These challenges in South West London required fundamental service redesign and reorganisation – revolutionary rather that evolutionary change. There are many good reasons to be wary of undertaking revolutionary change in any field of healthcare care provision, let alone in children’s services. Stakeholders are risk averse, local media are highly attuned to stories of cuts, and service users and their families are rightly vocal in the face of uncertainty about services upon which they rely.
Revolutionary change has its advantages. If designers are diligent and uncompromising the new service will be efficient, evidence based and ‘future proofed’. If the revolutionary change is well executed, the period of intense disruption ‘buys’ the provider many years of stability, growth and staff retention. If stakeholders are effectively engaged they will see the possibilities for other parts of their system, own the change (eventually) and invest further.
This was all true of South West London. A significant reduction in waiting times and a CQC rating of ‘good’ awarded soon after, gave stakeholders the confidence to invest.
So, what is key to undertaking revolutionary change in local health services? You need the right ‘change team’ combining clinical, operational leadership and experienced human resources partnership. The trust chose these key people well.
Many organisations also see the benefit of appointing an external change partner to inject operational skill and resource. You should also agree and hold onto a clear vision of how service users – in this case children, young people and their families – should experience care.
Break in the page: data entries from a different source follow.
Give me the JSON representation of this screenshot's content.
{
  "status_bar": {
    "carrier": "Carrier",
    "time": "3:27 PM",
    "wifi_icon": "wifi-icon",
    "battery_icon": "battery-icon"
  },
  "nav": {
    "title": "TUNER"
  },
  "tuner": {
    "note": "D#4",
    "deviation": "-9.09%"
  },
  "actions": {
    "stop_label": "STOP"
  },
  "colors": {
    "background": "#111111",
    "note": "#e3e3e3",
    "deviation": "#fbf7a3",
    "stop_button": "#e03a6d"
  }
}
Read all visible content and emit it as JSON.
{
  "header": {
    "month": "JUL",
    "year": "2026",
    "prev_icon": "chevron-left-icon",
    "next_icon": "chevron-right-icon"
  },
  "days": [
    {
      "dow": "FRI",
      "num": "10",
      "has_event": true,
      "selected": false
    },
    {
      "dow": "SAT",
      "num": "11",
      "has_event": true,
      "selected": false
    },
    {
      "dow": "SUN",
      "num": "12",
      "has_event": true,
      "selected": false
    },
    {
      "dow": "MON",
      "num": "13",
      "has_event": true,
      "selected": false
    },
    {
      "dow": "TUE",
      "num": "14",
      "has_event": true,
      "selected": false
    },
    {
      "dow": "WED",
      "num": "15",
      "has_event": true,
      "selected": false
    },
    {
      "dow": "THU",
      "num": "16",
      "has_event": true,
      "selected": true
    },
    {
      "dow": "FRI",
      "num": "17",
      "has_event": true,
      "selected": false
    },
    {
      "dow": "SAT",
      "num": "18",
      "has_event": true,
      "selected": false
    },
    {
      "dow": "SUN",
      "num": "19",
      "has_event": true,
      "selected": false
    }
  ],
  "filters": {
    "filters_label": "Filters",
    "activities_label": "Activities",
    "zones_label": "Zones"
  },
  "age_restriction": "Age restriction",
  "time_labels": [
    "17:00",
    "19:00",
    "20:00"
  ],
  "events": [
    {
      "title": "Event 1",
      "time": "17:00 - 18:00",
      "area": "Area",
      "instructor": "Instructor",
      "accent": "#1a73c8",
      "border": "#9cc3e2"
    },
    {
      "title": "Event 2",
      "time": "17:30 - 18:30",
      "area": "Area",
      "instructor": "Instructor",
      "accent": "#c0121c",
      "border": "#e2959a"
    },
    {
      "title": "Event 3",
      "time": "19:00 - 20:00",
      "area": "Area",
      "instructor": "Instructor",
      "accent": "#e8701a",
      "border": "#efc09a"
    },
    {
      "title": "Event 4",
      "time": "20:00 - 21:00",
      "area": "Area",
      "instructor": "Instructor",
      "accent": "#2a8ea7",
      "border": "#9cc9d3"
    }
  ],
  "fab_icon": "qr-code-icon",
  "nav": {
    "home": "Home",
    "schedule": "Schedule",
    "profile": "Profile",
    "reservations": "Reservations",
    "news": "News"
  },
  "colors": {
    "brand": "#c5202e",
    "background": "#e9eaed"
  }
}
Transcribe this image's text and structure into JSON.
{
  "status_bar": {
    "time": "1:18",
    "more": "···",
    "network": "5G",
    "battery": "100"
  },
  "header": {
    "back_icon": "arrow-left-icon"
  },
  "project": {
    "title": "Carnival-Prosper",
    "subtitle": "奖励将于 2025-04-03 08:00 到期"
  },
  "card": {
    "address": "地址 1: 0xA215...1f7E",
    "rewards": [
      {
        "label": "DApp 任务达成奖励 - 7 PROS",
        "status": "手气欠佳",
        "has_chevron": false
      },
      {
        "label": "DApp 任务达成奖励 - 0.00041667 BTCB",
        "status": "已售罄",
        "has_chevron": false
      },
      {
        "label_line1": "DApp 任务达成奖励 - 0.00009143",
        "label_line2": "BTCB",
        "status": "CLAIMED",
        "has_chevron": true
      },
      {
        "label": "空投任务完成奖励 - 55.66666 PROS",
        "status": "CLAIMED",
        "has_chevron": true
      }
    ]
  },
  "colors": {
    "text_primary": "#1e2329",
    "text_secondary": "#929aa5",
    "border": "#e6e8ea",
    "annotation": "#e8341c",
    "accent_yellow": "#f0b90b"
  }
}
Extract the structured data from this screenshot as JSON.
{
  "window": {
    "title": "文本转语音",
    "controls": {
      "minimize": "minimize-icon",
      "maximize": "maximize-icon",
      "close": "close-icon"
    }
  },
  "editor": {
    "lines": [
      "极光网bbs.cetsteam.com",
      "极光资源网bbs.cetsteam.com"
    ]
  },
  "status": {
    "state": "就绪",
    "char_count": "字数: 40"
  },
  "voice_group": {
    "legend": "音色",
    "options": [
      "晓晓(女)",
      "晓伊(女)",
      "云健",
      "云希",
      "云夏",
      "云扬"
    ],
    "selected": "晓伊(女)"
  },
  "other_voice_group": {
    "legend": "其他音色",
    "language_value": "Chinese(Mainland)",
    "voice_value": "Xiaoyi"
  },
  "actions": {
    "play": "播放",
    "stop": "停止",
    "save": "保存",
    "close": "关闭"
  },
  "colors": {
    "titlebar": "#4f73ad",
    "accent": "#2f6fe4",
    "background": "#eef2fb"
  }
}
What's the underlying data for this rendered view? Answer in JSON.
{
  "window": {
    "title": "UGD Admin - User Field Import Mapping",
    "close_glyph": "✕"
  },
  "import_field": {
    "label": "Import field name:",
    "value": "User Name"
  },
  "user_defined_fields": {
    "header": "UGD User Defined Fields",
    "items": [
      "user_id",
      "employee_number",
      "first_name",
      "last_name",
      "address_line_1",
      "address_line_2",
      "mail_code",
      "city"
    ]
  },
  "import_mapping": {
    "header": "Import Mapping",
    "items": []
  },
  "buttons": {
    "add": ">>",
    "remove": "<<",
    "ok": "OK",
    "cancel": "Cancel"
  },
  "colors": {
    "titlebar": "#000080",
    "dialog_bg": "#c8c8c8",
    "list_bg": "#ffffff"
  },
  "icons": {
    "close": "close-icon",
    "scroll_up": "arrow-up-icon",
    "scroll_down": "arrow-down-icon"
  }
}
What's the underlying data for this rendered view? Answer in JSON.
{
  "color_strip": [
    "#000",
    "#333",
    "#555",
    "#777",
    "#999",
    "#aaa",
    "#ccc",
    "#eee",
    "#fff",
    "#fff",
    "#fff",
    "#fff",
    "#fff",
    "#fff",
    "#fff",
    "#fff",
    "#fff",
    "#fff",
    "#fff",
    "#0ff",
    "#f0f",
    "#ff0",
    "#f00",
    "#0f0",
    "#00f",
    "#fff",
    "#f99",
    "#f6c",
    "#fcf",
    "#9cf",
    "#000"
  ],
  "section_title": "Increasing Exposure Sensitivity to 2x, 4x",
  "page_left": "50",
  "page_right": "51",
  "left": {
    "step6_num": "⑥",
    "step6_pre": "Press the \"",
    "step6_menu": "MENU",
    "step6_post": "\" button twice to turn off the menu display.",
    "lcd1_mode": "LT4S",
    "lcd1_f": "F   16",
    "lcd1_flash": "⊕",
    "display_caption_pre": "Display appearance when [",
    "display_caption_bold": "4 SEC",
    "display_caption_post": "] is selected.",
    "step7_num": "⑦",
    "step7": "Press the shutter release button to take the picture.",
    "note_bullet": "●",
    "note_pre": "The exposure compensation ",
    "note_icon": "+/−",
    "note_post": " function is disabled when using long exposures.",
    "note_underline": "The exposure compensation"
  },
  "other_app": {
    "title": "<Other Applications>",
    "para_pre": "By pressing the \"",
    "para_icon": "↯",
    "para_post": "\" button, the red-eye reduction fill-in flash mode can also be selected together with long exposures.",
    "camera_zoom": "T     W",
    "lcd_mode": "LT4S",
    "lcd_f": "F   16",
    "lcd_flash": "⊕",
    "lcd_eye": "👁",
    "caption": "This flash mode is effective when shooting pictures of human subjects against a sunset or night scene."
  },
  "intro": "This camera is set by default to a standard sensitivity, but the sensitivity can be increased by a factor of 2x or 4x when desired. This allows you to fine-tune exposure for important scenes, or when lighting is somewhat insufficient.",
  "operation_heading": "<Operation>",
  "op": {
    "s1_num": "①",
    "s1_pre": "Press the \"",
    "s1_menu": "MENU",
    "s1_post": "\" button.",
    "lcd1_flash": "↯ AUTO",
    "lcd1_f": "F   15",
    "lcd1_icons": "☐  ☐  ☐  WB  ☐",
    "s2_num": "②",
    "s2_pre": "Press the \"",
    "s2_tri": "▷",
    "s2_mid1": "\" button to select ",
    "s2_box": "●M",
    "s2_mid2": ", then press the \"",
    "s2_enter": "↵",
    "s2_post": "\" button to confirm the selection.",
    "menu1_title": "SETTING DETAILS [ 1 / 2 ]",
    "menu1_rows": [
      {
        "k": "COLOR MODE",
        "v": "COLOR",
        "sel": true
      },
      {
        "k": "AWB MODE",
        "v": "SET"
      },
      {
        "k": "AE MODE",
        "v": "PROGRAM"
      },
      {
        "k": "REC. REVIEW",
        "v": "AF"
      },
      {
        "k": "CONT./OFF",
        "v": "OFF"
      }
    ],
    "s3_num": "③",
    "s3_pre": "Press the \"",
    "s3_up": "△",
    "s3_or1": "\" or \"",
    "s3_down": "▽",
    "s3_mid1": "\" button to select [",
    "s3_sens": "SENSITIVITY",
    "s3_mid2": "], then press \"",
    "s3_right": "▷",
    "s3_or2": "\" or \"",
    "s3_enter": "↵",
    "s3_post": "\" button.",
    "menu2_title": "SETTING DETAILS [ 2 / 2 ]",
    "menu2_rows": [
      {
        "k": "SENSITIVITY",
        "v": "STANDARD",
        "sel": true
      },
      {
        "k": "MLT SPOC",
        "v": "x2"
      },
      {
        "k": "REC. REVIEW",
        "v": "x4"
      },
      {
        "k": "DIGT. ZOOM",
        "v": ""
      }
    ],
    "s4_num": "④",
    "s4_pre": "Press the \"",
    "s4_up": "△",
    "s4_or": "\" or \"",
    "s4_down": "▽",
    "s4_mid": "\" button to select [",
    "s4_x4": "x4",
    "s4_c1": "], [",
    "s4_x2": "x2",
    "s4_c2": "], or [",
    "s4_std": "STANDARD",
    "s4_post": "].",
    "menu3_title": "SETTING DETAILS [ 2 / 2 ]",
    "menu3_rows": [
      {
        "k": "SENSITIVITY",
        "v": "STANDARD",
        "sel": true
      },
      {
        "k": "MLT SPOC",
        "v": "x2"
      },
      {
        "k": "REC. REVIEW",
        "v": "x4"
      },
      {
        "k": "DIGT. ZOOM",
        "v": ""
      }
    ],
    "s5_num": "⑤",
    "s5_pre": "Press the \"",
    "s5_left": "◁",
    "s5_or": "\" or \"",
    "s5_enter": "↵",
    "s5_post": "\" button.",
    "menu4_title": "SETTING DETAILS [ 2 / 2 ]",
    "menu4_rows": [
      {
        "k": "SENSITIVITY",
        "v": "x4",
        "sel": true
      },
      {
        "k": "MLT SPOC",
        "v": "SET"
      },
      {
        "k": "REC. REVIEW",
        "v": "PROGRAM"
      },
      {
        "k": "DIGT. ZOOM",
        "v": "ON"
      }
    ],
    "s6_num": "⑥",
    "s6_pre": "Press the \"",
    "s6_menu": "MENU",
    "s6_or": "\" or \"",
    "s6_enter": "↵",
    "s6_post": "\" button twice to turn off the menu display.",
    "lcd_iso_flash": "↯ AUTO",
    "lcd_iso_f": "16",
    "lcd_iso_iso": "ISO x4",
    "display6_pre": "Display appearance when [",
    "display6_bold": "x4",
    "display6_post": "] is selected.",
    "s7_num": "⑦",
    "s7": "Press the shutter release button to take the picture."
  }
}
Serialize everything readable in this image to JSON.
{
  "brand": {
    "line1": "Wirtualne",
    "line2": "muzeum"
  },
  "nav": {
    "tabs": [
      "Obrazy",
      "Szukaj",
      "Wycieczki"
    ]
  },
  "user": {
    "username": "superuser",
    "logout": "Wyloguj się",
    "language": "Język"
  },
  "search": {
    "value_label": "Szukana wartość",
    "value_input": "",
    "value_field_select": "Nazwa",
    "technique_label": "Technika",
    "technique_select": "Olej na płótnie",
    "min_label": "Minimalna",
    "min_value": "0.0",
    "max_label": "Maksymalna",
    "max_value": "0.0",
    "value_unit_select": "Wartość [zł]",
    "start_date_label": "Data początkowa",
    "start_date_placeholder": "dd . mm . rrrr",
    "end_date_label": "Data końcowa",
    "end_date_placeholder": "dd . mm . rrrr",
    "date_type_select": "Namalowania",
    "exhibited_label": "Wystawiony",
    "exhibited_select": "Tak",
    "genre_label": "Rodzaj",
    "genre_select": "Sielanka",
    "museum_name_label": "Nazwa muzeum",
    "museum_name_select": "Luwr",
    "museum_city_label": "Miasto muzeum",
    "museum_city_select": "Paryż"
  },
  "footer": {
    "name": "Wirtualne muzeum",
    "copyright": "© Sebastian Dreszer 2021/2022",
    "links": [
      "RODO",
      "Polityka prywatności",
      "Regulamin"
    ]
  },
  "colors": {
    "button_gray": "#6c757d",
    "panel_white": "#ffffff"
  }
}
Design based on Lean principles, ensure accuracy in everything that is produced and drive constant and consistent communication with stakeholders – especially staff whose jobs are at risk and service users. Finally, be firm but responsive in the face of human emotions and insist on genuine consultation to win staff over with ‘what is new and better’ about the future model.